    VIDEO1st Place: Leah Bellas, Lindsay Wray, Amanda

    Baryshyan, Joanna XylasSeriluxe2nd Place: Gary Leisk, Tim Lococoon formation

    via human enactment

    ART1st Place: Xiaoshu Daisilk jewelry 2nd Place: Tim Losilk leaves and flowers

    on tree 3rd Place: Dan HinesTufts logo in silk

    FOOD1st Place (tie): Amy Hopkins, Lee Tien, Tom

    Valentin, Min Tang-Schomersilk peach gelatin brain

    1st Place (tie): Eleanor Pritchardsilk chocolate dessert

    3rd Place: Isaac Andersonsilk chocolate mud (ugh!)

    BME RETREAT

    Biomedical Engineering Professors: (backrow): Qiaobing Xu, Mark Cronin-Golomb, David Kaplan, Lauren Black, Fio Omenetto, Sergio Fantini (front row): Catherine K. Kuo and Irene Georgakoudi

    Tims silk leaves and flowers on tree won second place in Art category.

    Dans Tufts logo in silk took third place in the Art category.

    A silk, peach-flavored gelatin brain tied for first place in the Food category.

    Xioashus silk earrings won first place in the Art category.

    PhD candidate Cassie Baughman (Sackler School), Postdocs Rossella Calabrese and Tessa DesRochers

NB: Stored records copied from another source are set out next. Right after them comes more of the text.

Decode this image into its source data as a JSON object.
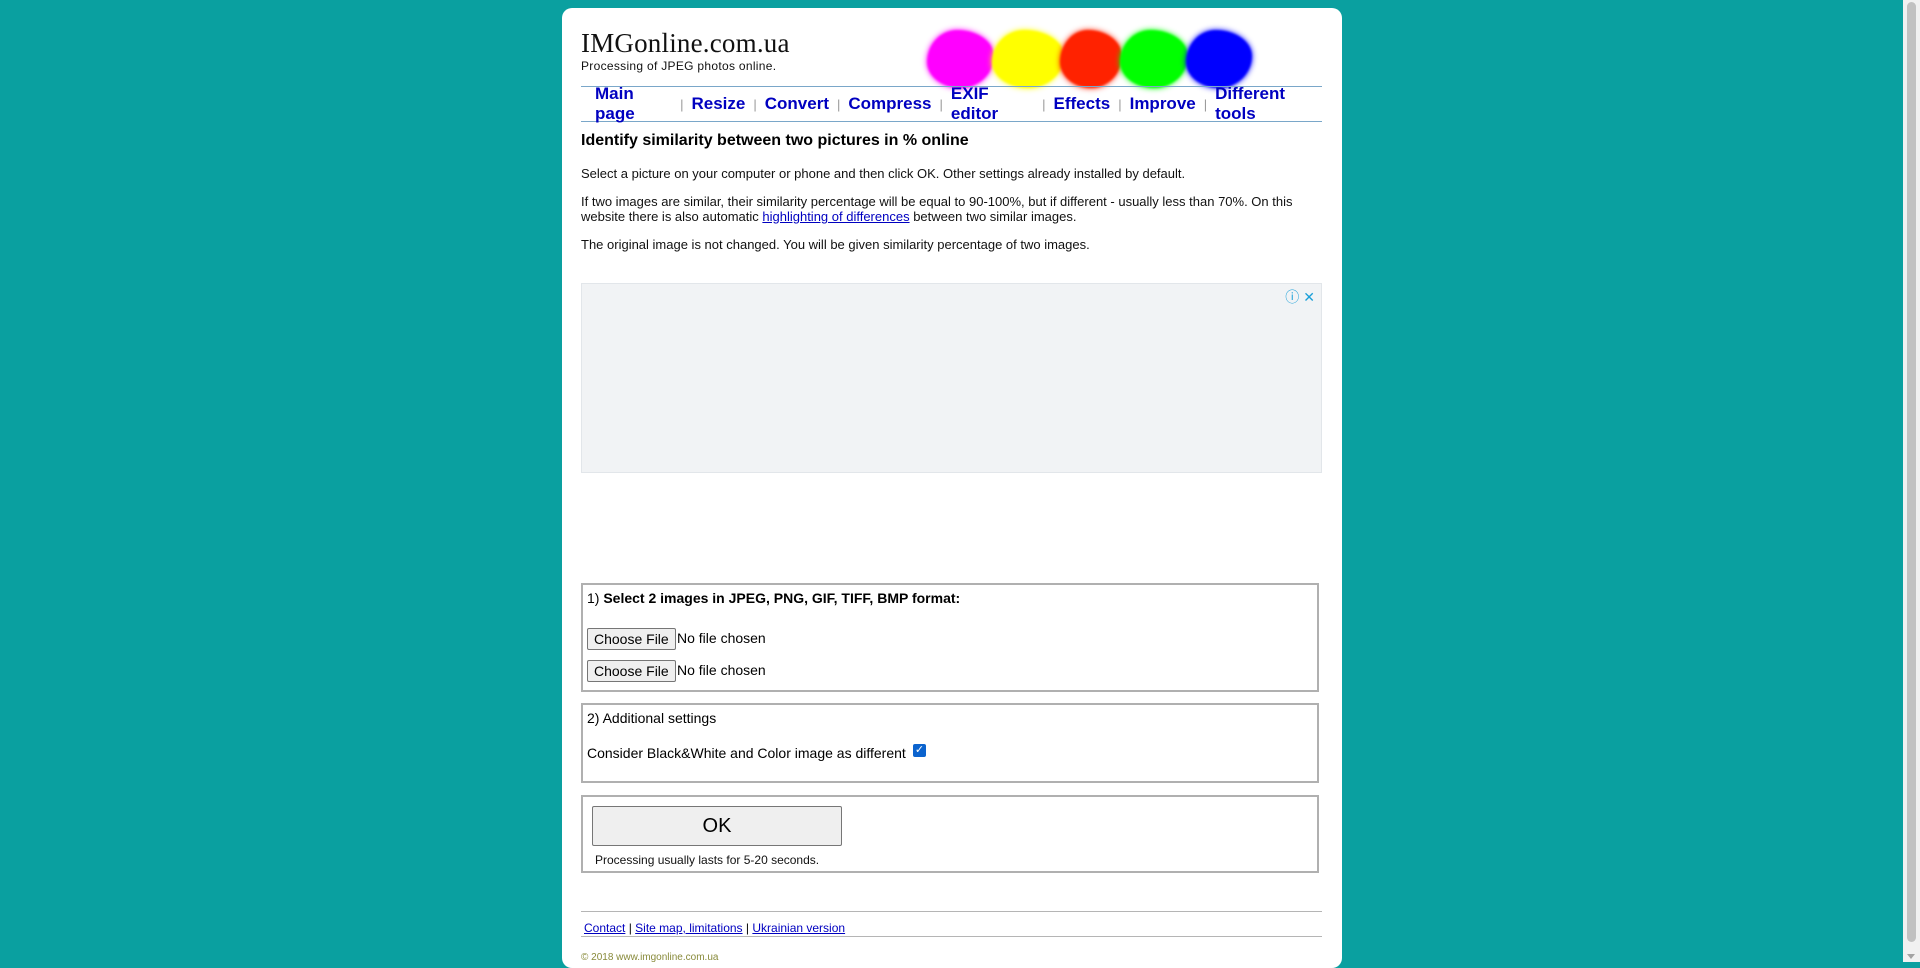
{
  "header": {
    "site_name": "IMGonline.com.ua",
    "tagline": "Processing of JPEG photos online.",
    "blob_colors": [
      "#ff00ff",
      "#ffff00",
      "#ff2200",
      "#00ff00",
      "#0000ff"
    ]
  },
  "nav": {
    "items": [
      {
        "label": "Main page"
      },
      {
        "label": "Resize"
      },
      {
        "label": "Convert"
      },
      {
        "label": "Compress"
      },
      {
        "label": "EXIF editor"
      },
      {
        "label": "Effects"
      },
      {
        "label": "Improve"
      },
      {
        "label": "Different tools"
      }
    ],
    "separator": "|"
  },
  "main": {
    "title": "Identify similarity between two pictures in % online",
    "p1": "Select a picture on your computer or phone and then click OK. Other settings already installed by default.",
    "p2_before": "If two images are similar, their similarity percentage will be equal to 90-100%, but if different - usually less than 70%. On this website there is also automatic ",
    "p2_link": "highlighting of differences",
    "p2_after": " between two similar images.",
    "p3": "The original image is not changed. You will be given similarity percentage of two images."
  },
  "ad": {
    "info_icon": "info-icon",
    "close_icon": "close-icon",
    "info_glyph": "ⓘ",
    "close_glyph": "✕"
  },
  "step1": {
    "number": "1)",
    "label": "Select 2 images in JPEG, PNG, GIF, TIFF, BMP format:",
    "file_button": "Choose File",
    "no_file": "No file chosen"
  },
  "step2": {
    "label": "2) Additional settings",
    "option_label": "Consider Black&White and Color image as different",
    "option_checked": true
  },
  "submit": {
    "ok_label": "OK",
    "hint": "Processing usually lasts for 5-20 seconds."
  },
  "footer": {
    "links": [
      "Contact",
      "Site map, limitations",
      "Ukrainian version"
    ],
    "separator": "|",
    "copyright": "© 2018 www.imgonline.com.ua"
  }
}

    Graduate students Pami Anderson and Antonio Varone

  • Members of the Department of Biomedical Engineering share the process of silk transformation at Tufts Community Day, September 25, 2011.

    Department of Biomedical Engineering 4 Colby Street Medford, MA 02155 http://engineering.tufts.edu/bme

    NONPROFIT ORG.U.S. POSTAGE

    PAIDBOSTON, MA

    PERMIT NO. 1161